++++ Dataset records ++++

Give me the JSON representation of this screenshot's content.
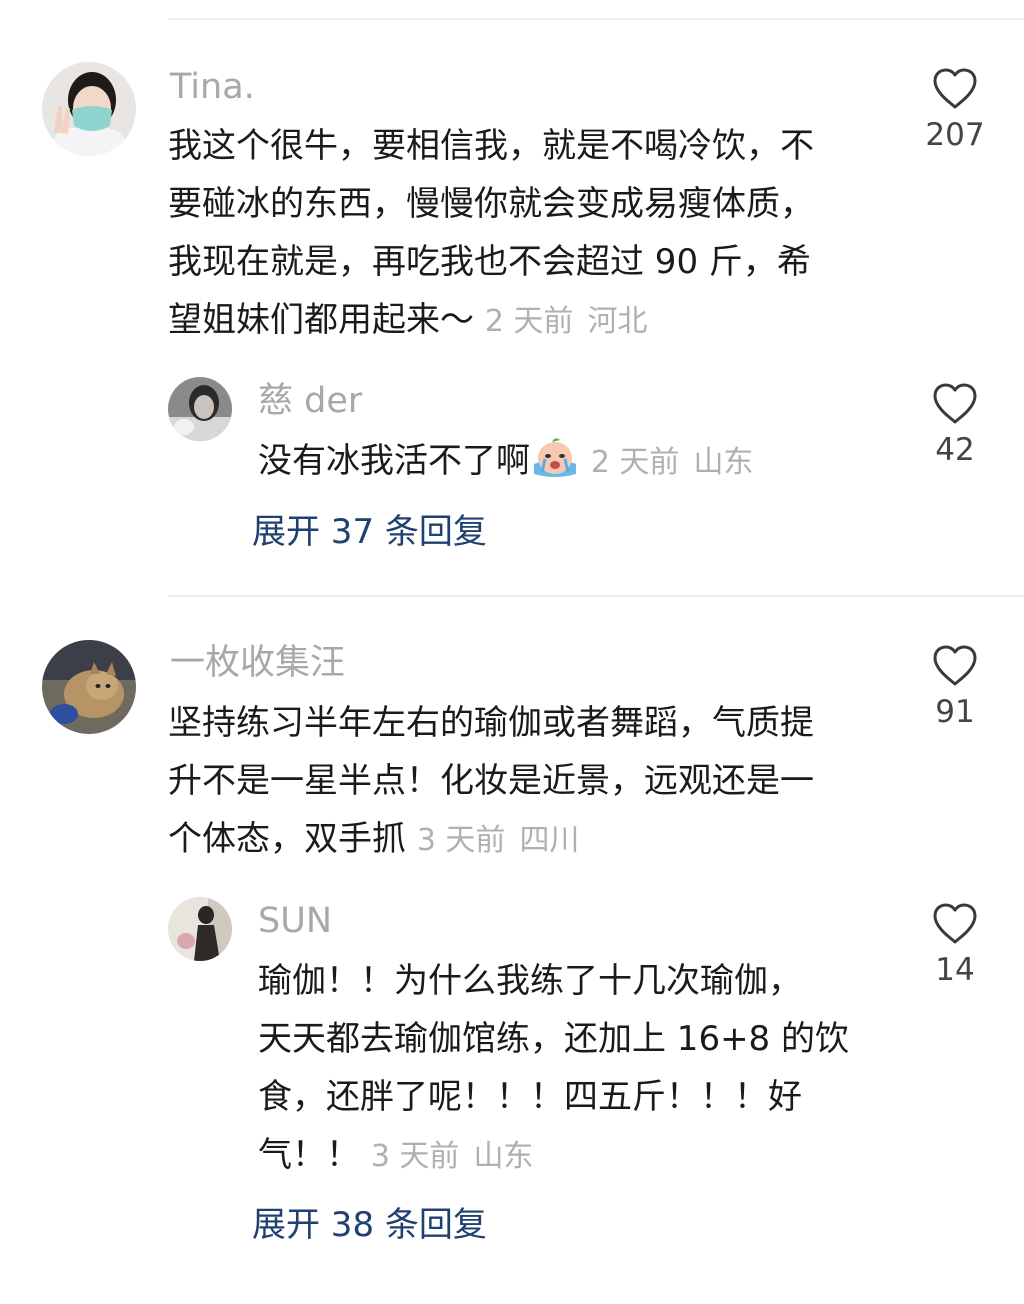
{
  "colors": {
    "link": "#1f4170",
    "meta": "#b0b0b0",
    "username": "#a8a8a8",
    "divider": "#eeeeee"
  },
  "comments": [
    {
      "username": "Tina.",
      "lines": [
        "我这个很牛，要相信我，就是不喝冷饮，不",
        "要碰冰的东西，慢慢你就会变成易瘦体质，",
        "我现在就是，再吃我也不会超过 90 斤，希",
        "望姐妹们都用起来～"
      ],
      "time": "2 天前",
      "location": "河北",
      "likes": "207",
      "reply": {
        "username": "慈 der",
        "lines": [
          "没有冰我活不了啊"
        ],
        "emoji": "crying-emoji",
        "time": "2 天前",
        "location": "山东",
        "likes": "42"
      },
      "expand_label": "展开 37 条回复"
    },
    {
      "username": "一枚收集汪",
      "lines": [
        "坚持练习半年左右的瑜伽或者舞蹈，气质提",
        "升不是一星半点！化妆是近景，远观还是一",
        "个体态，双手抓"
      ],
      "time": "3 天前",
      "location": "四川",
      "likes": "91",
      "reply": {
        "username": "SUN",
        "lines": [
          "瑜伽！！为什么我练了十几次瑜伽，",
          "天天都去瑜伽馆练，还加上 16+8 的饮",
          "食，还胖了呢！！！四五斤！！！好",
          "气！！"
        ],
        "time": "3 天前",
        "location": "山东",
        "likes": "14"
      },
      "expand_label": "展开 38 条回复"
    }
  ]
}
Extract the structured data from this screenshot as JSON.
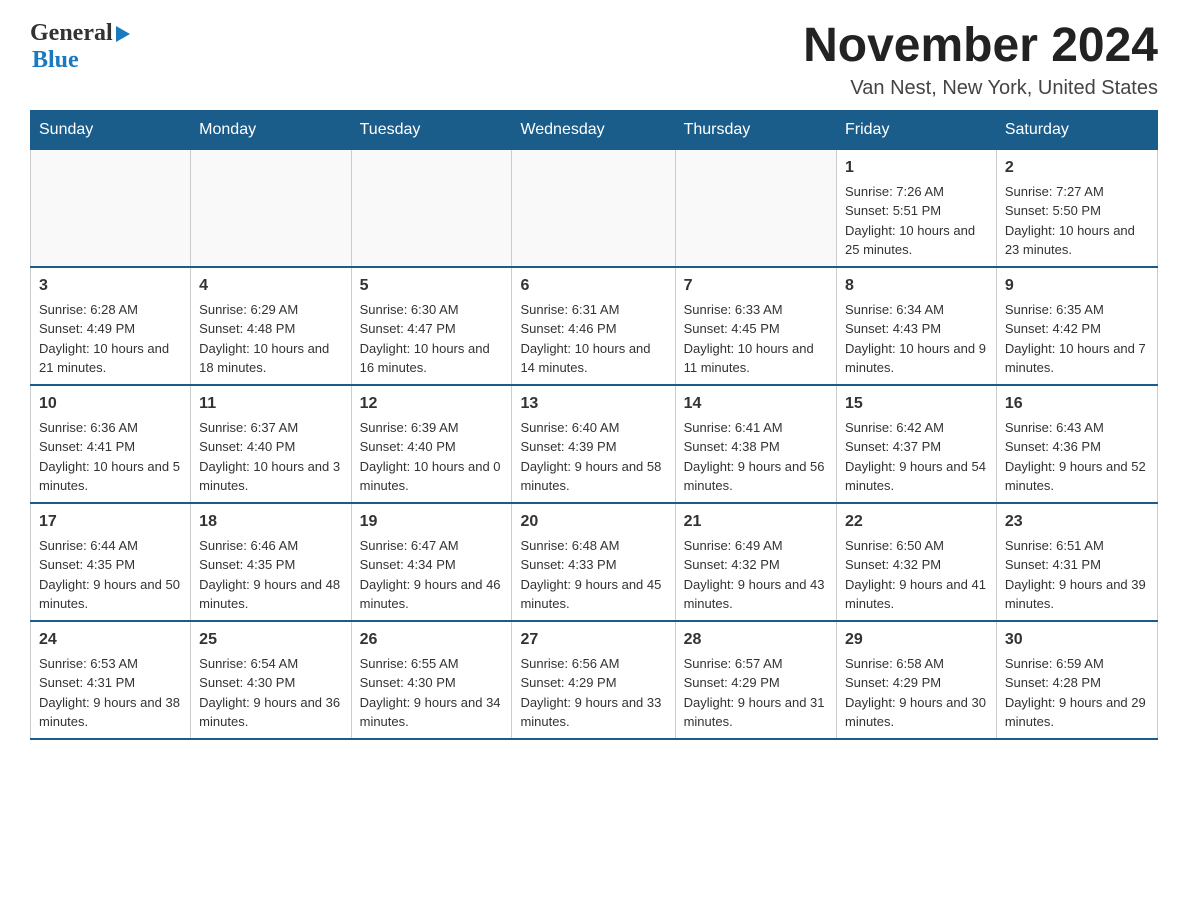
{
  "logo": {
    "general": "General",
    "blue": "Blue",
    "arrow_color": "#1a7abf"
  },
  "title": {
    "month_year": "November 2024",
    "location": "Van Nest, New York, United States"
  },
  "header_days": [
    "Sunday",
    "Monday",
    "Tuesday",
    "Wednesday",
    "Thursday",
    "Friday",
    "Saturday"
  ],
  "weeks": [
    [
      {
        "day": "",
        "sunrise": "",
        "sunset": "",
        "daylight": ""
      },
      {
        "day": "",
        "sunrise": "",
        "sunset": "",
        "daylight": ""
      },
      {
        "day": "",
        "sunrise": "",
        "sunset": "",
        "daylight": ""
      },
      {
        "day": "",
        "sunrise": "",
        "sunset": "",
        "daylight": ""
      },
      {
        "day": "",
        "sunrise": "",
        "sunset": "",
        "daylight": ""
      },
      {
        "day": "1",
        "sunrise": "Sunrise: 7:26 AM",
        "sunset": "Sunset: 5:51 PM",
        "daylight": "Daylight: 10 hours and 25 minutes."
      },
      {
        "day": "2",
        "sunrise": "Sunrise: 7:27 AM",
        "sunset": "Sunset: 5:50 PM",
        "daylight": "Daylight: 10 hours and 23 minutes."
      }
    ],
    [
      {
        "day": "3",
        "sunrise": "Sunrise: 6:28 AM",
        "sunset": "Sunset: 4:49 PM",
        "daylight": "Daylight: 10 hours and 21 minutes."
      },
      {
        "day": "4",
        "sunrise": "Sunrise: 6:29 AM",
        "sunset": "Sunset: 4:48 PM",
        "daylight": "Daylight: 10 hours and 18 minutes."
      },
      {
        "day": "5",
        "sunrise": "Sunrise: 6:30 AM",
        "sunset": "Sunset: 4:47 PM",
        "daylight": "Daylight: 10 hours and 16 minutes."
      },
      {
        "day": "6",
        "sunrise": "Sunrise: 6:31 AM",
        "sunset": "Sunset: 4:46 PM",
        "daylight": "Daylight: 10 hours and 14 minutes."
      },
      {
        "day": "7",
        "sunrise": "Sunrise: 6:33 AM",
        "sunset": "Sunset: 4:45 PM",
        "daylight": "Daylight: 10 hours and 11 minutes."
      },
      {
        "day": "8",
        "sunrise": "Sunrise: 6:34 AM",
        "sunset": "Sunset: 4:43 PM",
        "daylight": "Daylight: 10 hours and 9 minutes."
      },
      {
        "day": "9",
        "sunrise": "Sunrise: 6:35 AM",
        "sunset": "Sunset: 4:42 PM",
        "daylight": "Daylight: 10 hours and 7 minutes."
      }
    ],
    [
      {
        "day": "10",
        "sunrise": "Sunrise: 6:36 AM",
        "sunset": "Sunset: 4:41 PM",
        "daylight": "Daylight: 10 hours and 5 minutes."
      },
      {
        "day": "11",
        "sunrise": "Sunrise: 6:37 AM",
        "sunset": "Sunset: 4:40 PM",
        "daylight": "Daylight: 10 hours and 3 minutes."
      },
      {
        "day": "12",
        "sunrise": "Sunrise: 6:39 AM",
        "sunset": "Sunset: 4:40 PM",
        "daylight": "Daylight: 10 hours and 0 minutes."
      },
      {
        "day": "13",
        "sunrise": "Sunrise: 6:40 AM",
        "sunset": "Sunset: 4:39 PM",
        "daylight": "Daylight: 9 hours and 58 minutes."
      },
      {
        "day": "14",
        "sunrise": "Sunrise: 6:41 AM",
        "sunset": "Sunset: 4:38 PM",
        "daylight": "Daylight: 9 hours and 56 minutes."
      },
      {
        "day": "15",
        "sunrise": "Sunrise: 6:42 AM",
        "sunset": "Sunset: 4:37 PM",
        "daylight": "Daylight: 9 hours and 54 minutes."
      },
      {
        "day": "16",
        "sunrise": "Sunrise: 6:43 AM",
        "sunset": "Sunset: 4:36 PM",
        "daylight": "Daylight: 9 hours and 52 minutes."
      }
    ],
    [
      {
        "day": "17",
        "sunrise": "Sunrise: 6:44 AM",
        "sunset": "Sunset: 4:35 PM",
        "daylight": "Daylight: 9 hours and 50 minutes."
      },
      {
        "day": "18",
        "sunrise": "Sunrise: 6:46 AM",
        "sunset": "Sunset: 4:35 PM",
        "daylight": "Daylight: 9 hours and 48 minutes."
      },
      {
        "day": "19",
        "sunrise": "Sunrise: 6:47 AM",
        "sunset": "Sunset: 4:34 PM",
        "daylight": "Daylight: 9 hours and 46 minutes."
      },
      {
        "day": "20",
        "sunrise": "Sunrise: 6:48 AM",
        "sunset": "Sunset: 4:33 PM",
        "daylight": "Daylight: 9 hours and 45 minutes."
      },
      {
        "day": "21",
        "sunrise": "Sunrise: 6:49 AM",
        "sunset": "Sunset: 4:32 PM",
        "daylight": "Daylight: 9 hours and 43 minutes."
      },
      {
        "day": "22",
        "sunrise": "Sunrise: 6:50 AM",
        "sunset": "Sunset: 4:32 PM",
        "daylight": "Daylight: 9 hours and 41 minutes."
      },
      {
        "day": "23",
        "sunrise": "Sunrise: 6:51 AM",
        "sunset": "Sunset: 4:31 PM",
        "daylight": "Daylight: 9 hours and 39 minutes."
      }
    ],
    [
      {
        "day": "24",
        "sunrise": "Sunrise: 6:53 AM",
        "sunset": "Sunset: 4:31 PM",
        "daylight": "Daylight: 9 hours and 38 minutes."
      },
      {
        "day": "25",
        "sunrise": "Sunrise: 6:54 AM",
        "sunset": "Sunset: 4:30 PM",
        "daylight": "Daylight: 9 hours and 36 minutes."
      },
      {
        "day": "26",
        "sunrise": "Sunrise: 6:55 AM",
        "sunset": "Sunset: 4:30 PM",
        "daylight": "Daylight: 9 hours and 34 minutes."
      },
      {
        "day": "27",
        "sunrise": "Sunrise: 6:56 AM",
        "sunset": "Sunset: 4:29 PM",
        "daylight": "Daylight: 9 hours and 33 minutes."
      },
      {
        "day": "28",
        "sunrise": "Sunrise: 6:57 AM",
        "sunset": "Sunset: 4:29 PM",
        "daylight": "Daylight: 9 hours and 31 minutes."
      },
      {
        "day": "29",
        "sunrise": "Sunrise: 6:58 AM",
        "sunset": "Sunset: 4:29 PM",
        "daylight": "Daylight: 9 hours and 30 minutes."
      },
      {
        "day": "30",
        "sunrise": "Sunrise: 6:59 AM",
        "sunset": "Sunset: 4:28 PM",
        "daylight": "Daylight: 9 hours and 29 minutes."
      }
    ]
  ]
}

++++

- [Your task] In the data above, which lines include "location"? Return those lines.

- [Solution for this task]
      "location": "河北",
        "location": "山东",
      "location": "四川",
        "location": "山东",
    "location": "Van Nest, New York, United States"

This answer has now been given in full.